# WORKING DATA
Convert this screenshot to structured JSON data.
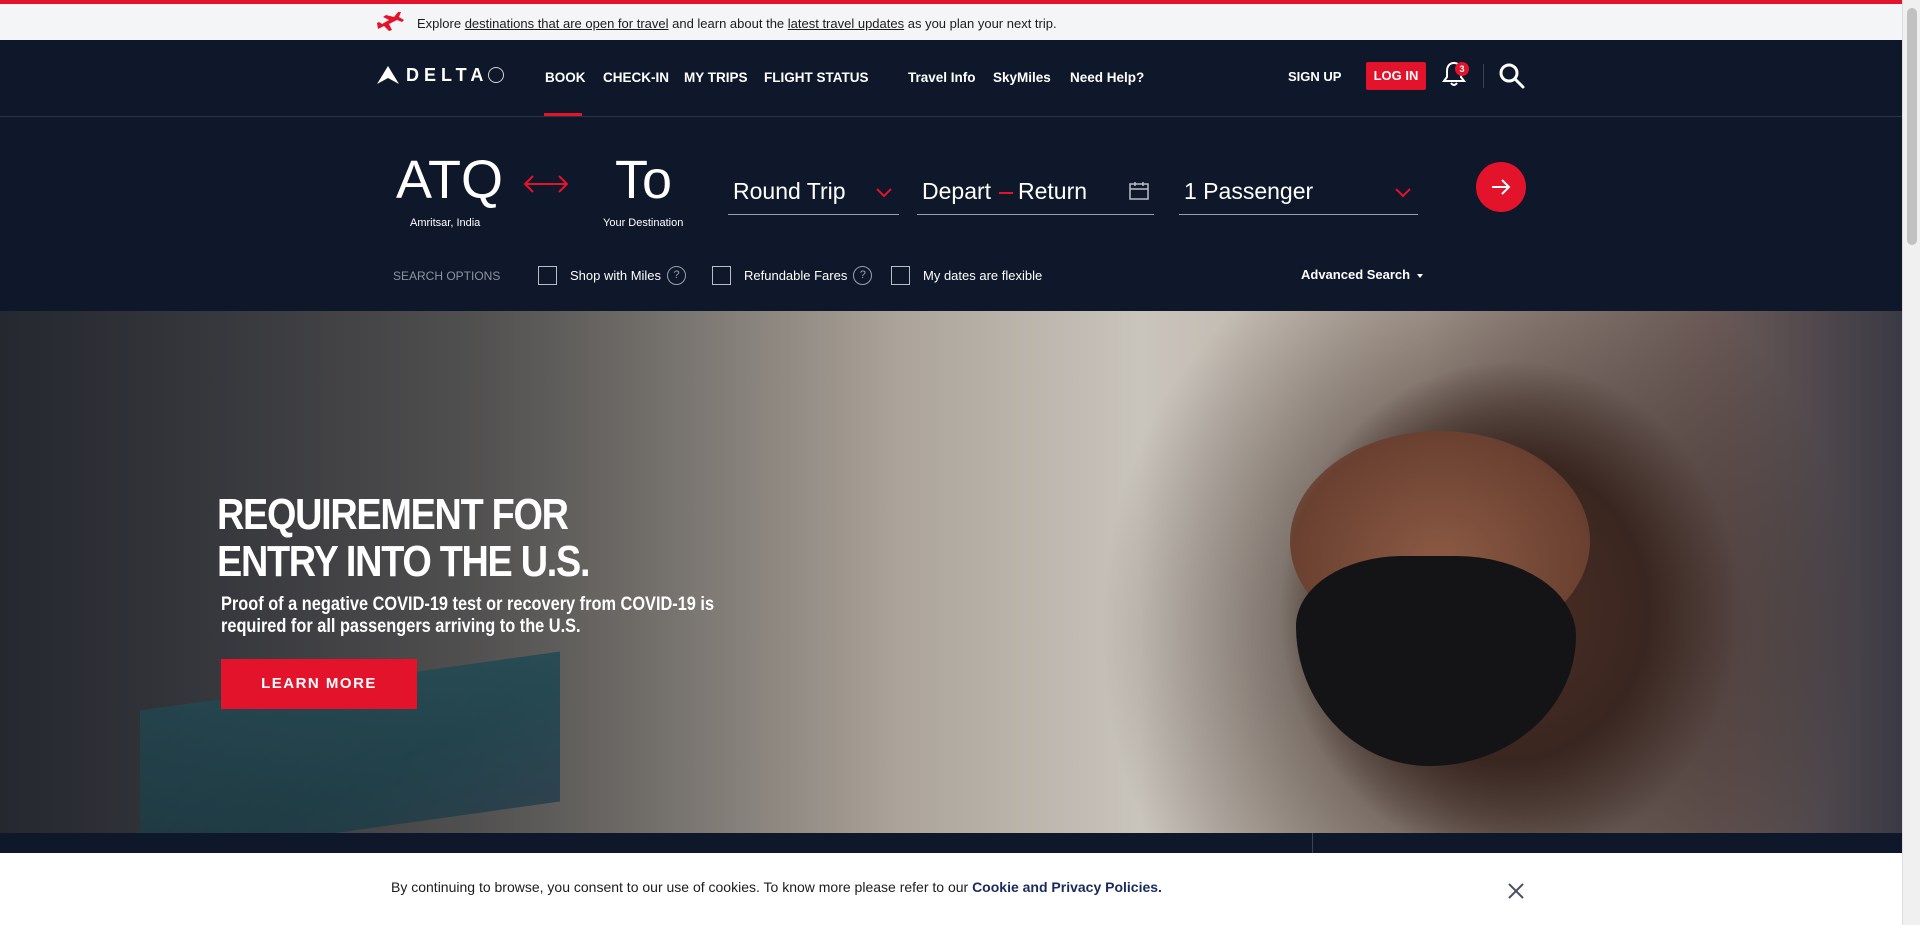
{
  "alert": {
    "icon": "plane-icon",
    "prefix": "Explore ",
    "link1": "destinations that are open for travel",
    "middle": " and learn about the ",
    "link2": "latest travel updates",
    "suffix": " as you plan your next trip."
  },
  "brand": {
    "name": "DELTA",
    "accent": "#e3132c",
    "navy": "#0f172a"
  },
  "nav": {
    "primary": [
      "BOOK",
      "CHECK-IN",
      "MY TRIPS",
      "FLIGHT STATUS"
    ],
    "secondary": [
      "Travel Info",
      "SkyMiles",
      "Need Help?"
    ],
    "active": "BOOK",
    "signup": "SIGN UP",
    "login": "LOG IN",
    "notifications": "3"
  },
  "booking": {
    "from_code": "ATQ",
    "from_city": "Amritsar, India",
    "to_code": "To",
    "to_sub": "Your Destination",
    "trip_type": "Round Trip",
    "depart": "Depart",
    "return": "Return",
    "passengers": "1 Passenger",
    "search_options": "SEARCH OPTIONS",
    "options": [
      "Shop with Miles",
      "Refundable Fares",
      "My dates are flexible"
    ],
    "help_mark": "?",
    "advanced": "Advanced Search"
  },
  "hero": {
    "title_line1": "REQUIREMENT FOR",
    "title_line2": "ENTRY INTO THE U.S.",
    "subtitle": "Proof of a negative COVID-19 test or recovery from COVID-19 is required for all passengers arriving to the U.S.",
    "cta": "LEARN MORE"
  },
  "cookie": {
    "text": "By continuing to browse, you consent to our use of cookies. To know more please refer to our ",
    "link": "Cookie and Privacy Policies."
  }
}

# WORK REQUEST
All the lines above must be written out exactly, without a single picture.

# RESULT
Convert this screenshot to structured JSON data.
{
  "alert": {
    "icon": "plane-icon",
    "prefix": "Explore ",
    "link1": "destinations that are open for travel",
    "middle": " and learn about the ",
    "link2": "latest travel updates",
    "suffix": " as you plan your next trip."
  },
  "brand": {
    "name": "DELTA",
    "accent": "#e3132c",
    "navy": "#0f172a"
  },
  "nav": {
    "primary": [
      "BOOK",
      "CHECK-IN",
      "MY TRIPS",
      "FLIGHT STATUS"
    ],
    "secondary": [
      "Travel Info",
      "SkyMiles",
      "Need Help?"
    ],
    "active": "BOOK",
    "signup": "SIGN UP",
    "login": "LOG IN",
    "notifications": "3"
  },
  "booking": {
    "from_code": "ATQ",
    "from_city": "Amritsar, India",
    "to_code": "To",
    "to_sub": "Your Destination",
    "trip_type": "Round Trip",
    "depart": "Depart",
    "return": "Return",
    "passengers": "1 Passenger",
    "search_options": "SEARCH OPTIONS",
    "options": [
      "Shop with Miles",
      "Refundable Fares",
      "My dates are flexible"
    ],
    "help_mark": "?",
    "advanced": "Advanced Search"
  },
  "hero": {
    "title_line1": "REQUIREMENT FOR",
    "title_line2": "ENTRY INTO THE U.S.",
    "subtitle": "Proof of a negative COVID-19 test or recovery from COVID-19 is required for all passengers arriving to the U.S.",
    "cta": "LEARN MORE"
  },
  "cookie": {
    "text": "By continuing to browse, you consent to our use of cookies. To know more please refer to our ",
    "link": "Cookie and Privacy Policies."
  }
}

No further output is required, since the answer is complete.